Open Access

Incidence of lower respiratory tract infections in patients treated with post-cardiac arrest mild therapeutic hypothermia and selective digestive tract decontamination

  • NA Vellinga1,
  • EC Boerma1 and
  • MA Kuiper1
Critical Care201115(Suppl 1):P302

Published: 1 March 2011


Cardiac ArrestTeaching HospitalNeuroprotective EffectLower Respiratory Tract InfectionPathogenic Microorganism


Mild therapeutic hypothermia (MTH) is known to have a neuroprotective effect after cardiac arrest (CA). Among the well-recognized side effects is an increased incidence of infections. A useful strategy in preventing lower respiratory tract infections (LRIs) during MTH is selective digestive tract decontamination (SDD). To this purpose, we examined the use of antibiotics and microbial flora in sputum in post-CA patients treated with MTH and SDD and compared this with the infection rate during MTH that has been reported in literature.


We examined sputum (endotracheal aspirate) of all post-CA patients who were treated with MTH (32 to 34°C) during 24 hours after ICU admission and SDD/cefotaxim (SDD/CFT) in our 16-bed mixed ICU in a teaching hospital in the Netherlands in the period January 2007 to December 2008 (n = 55; male = 44, female = 11). Sputum was collected at ICU admission and several days later as part of our SDD/CFT routine. Between 24 and 48 hours after admission, body temperature was actively held below 37°C. LRI was defined as the presence of a potentially pathogenic microorganism (PPM) and the use of antibiotics other than SDD/CFT. The presence of Candida albicans/Candida spp. was considered colonisation and was treated with aerosol antifungal medication.
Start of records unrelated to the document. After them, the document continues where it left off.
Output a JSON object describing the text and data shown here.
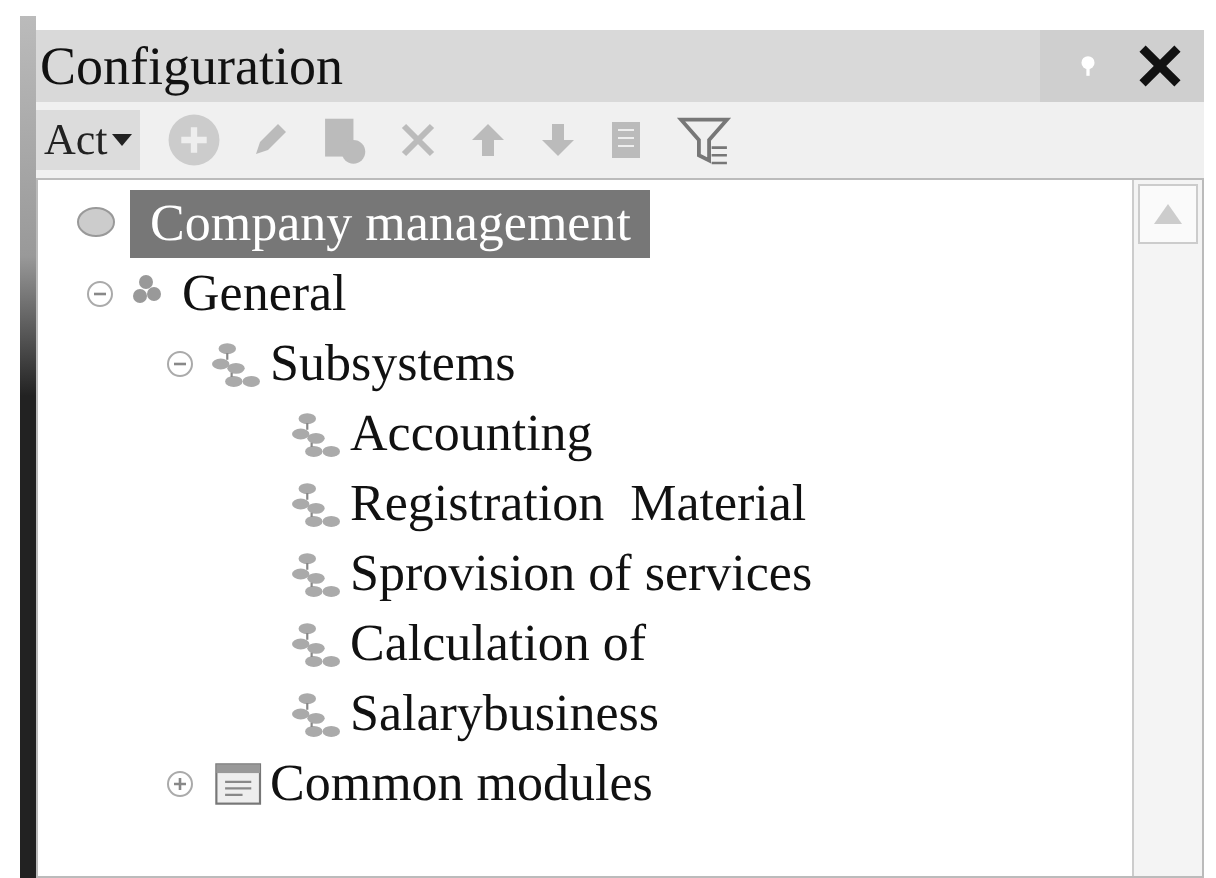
{
  "panel": {
    "title": "Configuration",
    "toolbar": {
      "actions_menu": "Act",
      "buttons": [
        {
          "kind": "add",
          "disabled": true
        },
        {
          "kind": "edit",
          "disabled": true
        },
        {
          "kind": "copy",
          "disabled": true
        },
        {
          "kind": "delete",
          "disabled": true
        },
        {
          "kind": "up",
          "disabled": true
        },
        {
          "kind": "down",
          "disabled": true
        },
        {
          "kind": "list",
          "disabled": true
        },
        {
          "kind": "filter",
          "disabled": false
        }
      ]
    },
    "tree": [
      {
        "label": "Company management",
        "kind": "root",
        "selected": true
      },
      {
        "label": "General",
        "kind": "group",
        "selected": false,
        "expanded": true,
        "children": [
          {
            "label": "Subsystems",
            "kind": "subsystem",
            "selected": false,
            "expanded": true,
            "children": [
              {
                "label": "Accounting",
                "kind": "subsystem",
                "selected": false
              },
              {
                "label": "Registration  Material",
                "kind": "subsystem",
                "selected": false
              },
              {
                "label": "Sprovision of services",
                "kind": "subsystem",
                "selected": false
              },
              {
                "label": "Calculation of",
                "kind": "subsystem",
                "selected": false
              },
              {
                "label": "Salarybusiness",
                "kind": "subsystem",
                "selected": false
              }
            ]
          },
          {
            "label": "Common modules",
            "kind": "modules",
            "selected": false,
            "expanded": false
          }
        ]
      }
    ]
  }
}
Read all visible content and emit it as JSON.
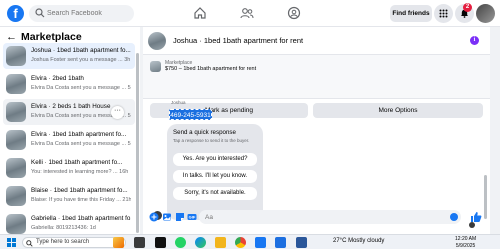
{
  "topbar": {
    "logo": "f",
    "search_placeholder": "Search Facebook",
    "find_friends": "Find friends",
    "notification_count": "2"
  },
  "sidebar": {
    "title": "Marketplace",
    "back": "←",
    "conversations": [
      {
        "name": "Joshua · 1bed 1bath apartment fo...",
        "snippet": "Joshua Foster sent you a message ...  3h"
      },
      {
        "name": "Elvira · 2bed 1bath",
        "snippet": "Elvira Da Costa sent you a message ...  5h"
      },
      {
        "name": "Elvira · 2 beds 1 bath House",
        "snippet": "Elvira Da Costa sent you a message ...  5h"
      },
      {
        "name": "Elvira · 1bed 1bath apartment fo...",
        "snippet": "Elvira Da Costa sent you a message ...  5h"
      },
      {
        "name": "Kelli · 1bed 1bath apartment fo...",
        "snippet": "You: interested in learning more? ...  16h"
      },
      {
        "name": "Blaise · 1bed 1bath apartment fo...",
        "snippet": "Blaise: If you have time this Friday ...  21h"
      },
      {
        "name": "Gabriella · 1bed 1bath apartment fo...",
        "snippet": "Gabriella: 8019213436: 1d"
      }
    ],
    "more": "···"
  },
  "chat": {
    "title": "Joshua · 1bed 1bath apartment for rent",
    "listing_label": "Marketplace",
    "listing_price": "$750 – 1bed 1bath apartment for rent",
    "mark_pending": "Mark as pending",
    "more_options": "More Options",
    "sender_label": "Joshua",
    "phone": "469-245-5931",
    "quick_response_title": "Send a quick response",
    "quick_response_sub": "Tap a response to send it to the buyer.",
    "quick_responses": [
      "Yes. Are you interested?",
      "In talks. I'll let you know.",
      "Sorry, it's not available."
    ],
    "composer_placeholder": "Aa"
  },
  "taskbar": {
    "search_placeholder": "Type here to search",
    "weather": "27°C  Mostly cloudy",
    "time": "12:20 AM",
    "date": "5/9/2025"
  },
  "colors": {
    "brand": "#1877f2",
    "badge": "#e41e3f",
    "info": "#7b2ff7"
  }
}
The in-hospital mortality in our cohort was 30.9%. As can be concluded from our results, in 59.5% of cases a PPM was present in the first sputum during SDD/CFT treatment after admission, with C. albicans being the most prevalent (23.6%). As compared with the sputum on admission, the cultures of the first sputum with SDD/CFT more often showed a monomicrobial isolate (25.5 vs. 40.5%). In sputum of 9/37 (24%) of our patients, a PPM (other than C. albicans/C. spp.) that justifies the use of antibiotics was present, with S. aureus being the most prevalent PPM (13.5%); 5/9 patients were treated with antibiotics, 1/9 received no additional antibiotics, 3/9 were lost to follow-up. Our results point towards a lower incidence of LRI in SDD/CFT-treated patients as compared with non-SDD/CFT-treated patients (88%) who were treated with MTH post-CA [1]. The incidence of LRI in our small cohort (24%) was also considerably lower as compared with a recent study by Nielsen and colleagues (48%) [2].


Our results might point towards a beneficial role of SDD/CFT in preventing LRI during treatment with MTH.

Authors’ Affiliations

Medisch Centrum Leeuwarden, the Netherlands


  1. Nieuwendijk R, et al.: Intensive Care Med. 2008, 34: S211. 10.1007/s00134-007-0810-0View ArticleGoogle Scholar
  2. Nielsen N, et al.: Crit Care Med. 2010, in press.Google Scholar


© Vellinga et al. 2011

This article is published under license to BioMed Central Ltd. This is an Open Access article distributed under the terms of the Creative Commons Attribution License (, which permits unrestricted use, distribution, and reproduction in any medium, provided the original work is properly cited.